Stress Feed

The decisions caregivers of elderly loved ones must make during the Christmas holidays are fraught with opportunities to make mistakes in judgment. Chief among them is how much to include a loved one who has dementia in the festivities. Will the Christmas tree bring Mom happy memories of past Christmas pleasures or will it remind her of the Christmas tree fire in her home when she was a five-year-old child? Will the gathering of loving relatives bring her a feeling of being loved and cared for or will she suffer from horrible anxiety because of all of these people who have become strangers? Read more →

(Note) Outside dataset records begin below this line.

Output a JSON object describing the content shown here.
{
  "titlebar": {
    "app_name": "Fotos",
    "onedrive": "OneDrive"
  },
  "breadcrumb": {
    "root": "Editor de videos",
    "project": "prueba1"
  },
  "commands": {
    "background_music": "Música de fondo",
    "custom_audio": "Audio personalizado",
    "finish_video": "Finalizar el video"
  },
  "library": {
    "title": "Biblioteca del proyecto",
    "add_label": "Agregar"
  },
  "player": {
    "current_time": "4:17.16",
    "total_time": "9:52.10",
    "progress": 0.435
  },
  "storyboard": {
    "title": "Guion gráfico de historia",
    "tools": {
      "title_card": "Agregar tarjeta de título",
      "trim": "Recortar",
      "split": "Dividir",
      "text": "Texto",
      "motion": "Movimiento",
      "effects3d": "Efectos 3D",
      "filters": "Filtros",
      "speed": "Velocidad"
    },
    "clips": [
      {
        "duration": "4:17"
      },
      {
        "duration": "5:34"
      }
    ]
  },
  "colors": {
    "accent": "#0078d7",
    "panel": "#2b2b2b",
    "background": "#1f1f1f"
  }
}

There's an image of holiday perfection that our culture encourages. Starting with Thanksgiving, we are inundated with fantasy images of perfect families happily enjoying each other's company during a holiday meal. Most of us have memories from our childhood that feed this drive toward the Norman Rockwell nostalgia of holidays past. If we lived it, we want to duplicate it. If we didn't, we want to create it.  Read more →

Dear Carol: After my mom died last year I stepped in to take care of my 83-year-old dad. I know that I spoiled him at first because of his devastation over losing Mom, but now he’s used to my taking over the “wife” role. I pay his bills, take him shopping, cook his meals, clean, and spend nearly every day, all day, with him. When I’m leaving to go back home to my husband, who is retired and has his own health problems, Dad wants to know when I’ll be back. He knows the answer will be tomorrow, but he asks anyway. Dad's healthy and strong, but he needs some assistance, yet he fights my suggestions. How do I get off of this merry-go-round? – CT Read more →

It’s easy to feel grateful when life is going well, and certainly, it’s desirable to acknowledge life at its best with appropriate gratitude. What’s not easy is finding gratitude when life hard. Is it even realistic to try? Yes. Discovering gratitude during difficult times can be a giant step toward peace. Read more →

When store employees wish us "Merry Christmas!" we smile back and return the greeting. When acquaintances wave and shout "Happy Holidays!" across a parking lot we wave back with good wishes. When we take part in our work holiday celebrations we put on our happy face. Yet many of us don't feel merry or happy during this time of celebration. Read more →

Once dementia is part of the family, it will be part of the holidays. The person with dementia will have good days and bad days and will change as the disease progresses. One thing we can count on, though, is that a loved one with dementia will need special consideration. How does a caregiver realistically cope with the holidays? Read more →

DEAR CAROL: My parents have been married for over 50 years. Mom has moderate to advanced dementia and moved to a memory care unit three months ago. Dad was her primary caregiver until he couldn’t handle her needs anymore so this is very hard on him. We’ll have the family Christmas gathering at my home and Dad thinks he should bring Mom here for dinner. As a family, we’re divided about what is best for Mom. If she came here she could enjoy our family traditions but would it just set back her adjustment to her new surroundings? What’s the best approach? – Nicole Read more →

Even though holidays can be fraught with stress because of societal expectations that they be happy no matter what our circumstances, most of us have happy memories of celebrations when we were young. Our parents were in charge, and kids were the focus.   Read more →

According to the National Sleep Foundation, changes to our sleep patterns are a part of the normal aging process. The foundation states that as people age, they tend to have a harder time falling asleep and more trouble staying asleep than when they were younger. Knowing this, and knowing about the common thinking that adults need less sleep as they age, HealthCentral asked Dr. Martha Cortes some questions via email about aging and sleep. Read more →

Dear Carol: My mother suffered a series of small strokes that contributed to increasing disability. Since I’m divorced with grown kids, I retired early and had mom move in with me. This worked for nearly five years before a massive stroke made it evident that I needed to move her to a nursing home. Mom lived there for less than six months before she died. Read more →